Any blood spattered anywhere would have left behind stains if not cleaned up right then. All of the bedding, mattress and linens would be soiled. Could she have been killed/shot outside the home? Did he have a grave already prepared? It takes awhile to dig a hole too. I would think there would be others involved and this murder planned out. Is it possible he poised her? Much cleaner! Maybe he suffocated her with her own feather pillow? If he did indeed shoot her he had to have help with the clean-up. I seriously doubt he dug her grave on his own.
Hurry up and figure it out! 🙂
I first made the older servant’s name as Marthie Druger, and google turned up http://records.ancestry.com/Amil_Druger_records.ashx?pid=99934261 which show Marthie A Druger on the 1900 census – probably from the same census sheet you show.
Marthie seems surely to be what was written, compare to the previous “ie” endings.
Poking around and trying for alternatives, I turned up hits for Marthie Dreyer, but for someone currently in South Africa, yet still – family names can persist for generations in widely divergent family branches.
I like Drayer for what is written, either for itself or as a spelling error for “Dreyer” on the sheet – Germans prounce the letters E & I as we do “A” and “E” (“ah bay tsay day ehee – rhymes with bay and day – eff gay hah ee yot kah …”), but also would accept Diazer.
It would be nice to see more of the census takers handwriting – I am presuming that the census taker wrote all the entries on the sheet?
Have you looked to see if Marthie had been with the household long enough to have appeared on a previous census?
Ernest sure liked the m**ie/y name pattern – mattie marthie mary-1 mary-2 minnie …
There are Marthies currently in Wisconsin, perhaps it would be worth simply trying to contact them all to see if they are named for a family member who was in Lake Hills way back then?
I think that it is spelled Marthie Drager. Look at how the lower case “g”s were formed in the the word “daughter” and the “ie” at the end is the same as the other names listed that clearly end in “ie”
FYI there is still a Fargo relative that lives in Wisconsin somewhere near Madison. Got this information from someone who is about his age. I think it is Mary’s son.
I also forgot that the “Hansen” referred to on the death certificate most likely was the individual who made the coffin. Many in the Hansen family were carpenters.

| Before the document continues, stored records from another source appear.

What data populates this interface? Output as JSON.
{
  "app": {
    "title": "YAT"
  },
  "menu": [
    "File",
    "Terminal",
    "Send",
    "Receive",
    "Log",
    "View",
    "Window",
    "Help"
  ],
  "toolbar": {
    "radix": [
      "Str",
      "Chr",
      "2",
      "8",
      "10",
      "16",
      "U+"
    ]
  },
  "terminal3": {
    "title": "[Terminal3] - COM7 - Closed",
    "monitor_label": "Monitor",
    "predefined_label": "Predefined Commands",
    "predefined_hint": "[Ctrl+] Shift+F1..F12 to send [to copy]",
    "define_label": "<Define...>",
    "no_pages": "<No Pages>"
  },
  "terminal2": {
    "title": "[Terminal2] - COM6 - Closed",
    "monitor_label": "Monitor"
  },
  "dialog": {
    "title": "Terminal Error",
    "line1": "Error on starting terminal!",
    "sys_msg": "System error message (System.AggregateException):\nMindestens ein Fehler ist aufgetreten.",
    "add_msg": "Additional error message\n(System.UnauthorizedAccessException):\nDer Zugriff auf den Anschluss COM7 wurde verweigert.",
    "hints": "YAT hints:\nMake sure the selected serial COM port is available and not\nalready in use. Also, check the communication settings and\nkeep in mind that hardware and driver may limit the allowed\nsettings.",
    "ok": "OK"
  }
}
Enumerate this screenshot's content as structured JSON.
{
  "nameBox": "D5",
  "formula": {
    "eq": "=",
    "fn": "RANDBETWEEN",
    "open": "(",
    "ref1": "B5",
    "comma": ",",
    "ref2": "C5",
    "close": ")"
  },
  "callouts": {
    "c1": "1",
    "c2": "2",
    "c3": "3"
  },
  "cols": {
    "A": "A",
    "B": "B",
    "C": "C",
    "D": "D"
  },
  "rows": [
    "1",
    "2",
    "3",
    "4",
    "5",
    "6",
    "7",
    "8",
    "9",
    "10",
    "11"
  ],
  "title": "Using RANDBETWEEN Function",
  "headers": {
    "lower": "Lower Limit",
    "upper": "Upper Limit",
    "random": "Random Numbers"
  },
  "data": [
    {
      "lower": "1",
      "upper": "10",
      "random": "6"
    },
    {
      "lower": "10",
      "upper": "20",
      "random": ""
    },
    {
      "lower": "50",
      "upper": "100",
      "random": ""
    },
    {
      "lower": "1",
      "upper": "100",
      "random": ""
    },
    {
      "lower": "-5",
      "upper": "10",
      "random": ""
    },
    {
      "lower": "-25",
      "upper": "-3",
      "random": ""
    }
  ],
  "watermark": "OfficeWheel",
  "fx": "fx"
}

Have you considered that the undertaker was not a person, but a company? To me it looks more like Hansen + Hildebrants. There is a George Hildebrandt living in Lake Mills in 1900 listed as a carpenter, but a quick search for Hansen in Lake Mills is of no luck. But there were several in neighboring cities in the county. Perhaps that may lead you to more answers. A directory listing of businesses in the area perhaps?
Oddly enough, about an hour away from Lake Mills is a Hansen & Hildebrand law firm in Milwaukee.
Did you look for death certificates for the two maids? That might lead to more answers.
Anyway, my two cents.
There was Charles H Hildebrandt (Hansen & Hildebrandt) on Lake st., in the Lake Mills directory early 1900s.
The thing is, I wonder if Enoch even bothered with an undertaker. We know that Oatway falsified the death certificate when he fabricated a “burial permit number.” And it seems likely that the funeral director (undertaker) would have been the one to request and receive the burial permit number. Those old ledger books show that it took the better part of a day to get the burial permit. Dead on Tuesday, permit received on Wednesday.
Since Oatway lied about the burial permit, I’m inclined to think he lied about the undertaker, too.
Which leads back to an even more troubling question: Where is Addie buried?
Very fascinating. How about Draeger, the servant that was in the household? Any idea what happened to her?
I came upon your site because I was searching for Sears homes in Canada. Have you info on that?
@ ROBIN UNTZ; The lady “MARY” you refer to, would that be Mary Wilson of Lake Mills? I am Joel Wilson’s adopted eldest daughter and we lived in Lake Mills when I was young. As a child, I always wondered why “Nana” had her home office filled to the rafters with Lake Mills Leader newspapers. She would tell me she was saving them because she was going to write a book about Lake Mills.
Very fascinating indeed. I wasn’t able to purchase a copy of the book, but I understand the Library has at least one copy.
@ the writer of this blog, I am unable to locate your name or how to contact you. Would love just to chat. I never realized all this had happened in Lake Mills.
How did this ever come about, how did you happen upon this and investigate it? Thank you for sharing all this with us.
I applaud you for all your efforts and the efforts of those who helped you along the way to get to the truth. I wonder, will records be corrected and justice be done for Addy? Thank you for your passion.
@ ROSEMARY: I’m caught up now and have answered most of my questions above. I need to make note though, Mary Wilson had 3 sons. The third one’s name is Jim Wilson. He was an Oklahoma State Representative for a time. Mary Wilson also has a daughter, Mary Wilson. To my knowledge all are still living, but whereabouts unknown. I still have one question though, how are you related? 🙂 I’m happy to have read you have found some sort of closure, albeit not what you and all of us were hoping for. I am in agreement with you and all the evidence shows Addy met with foul play that caused her death. Are you going to take her remains and have them reburied elsewhere? Good luck Rose.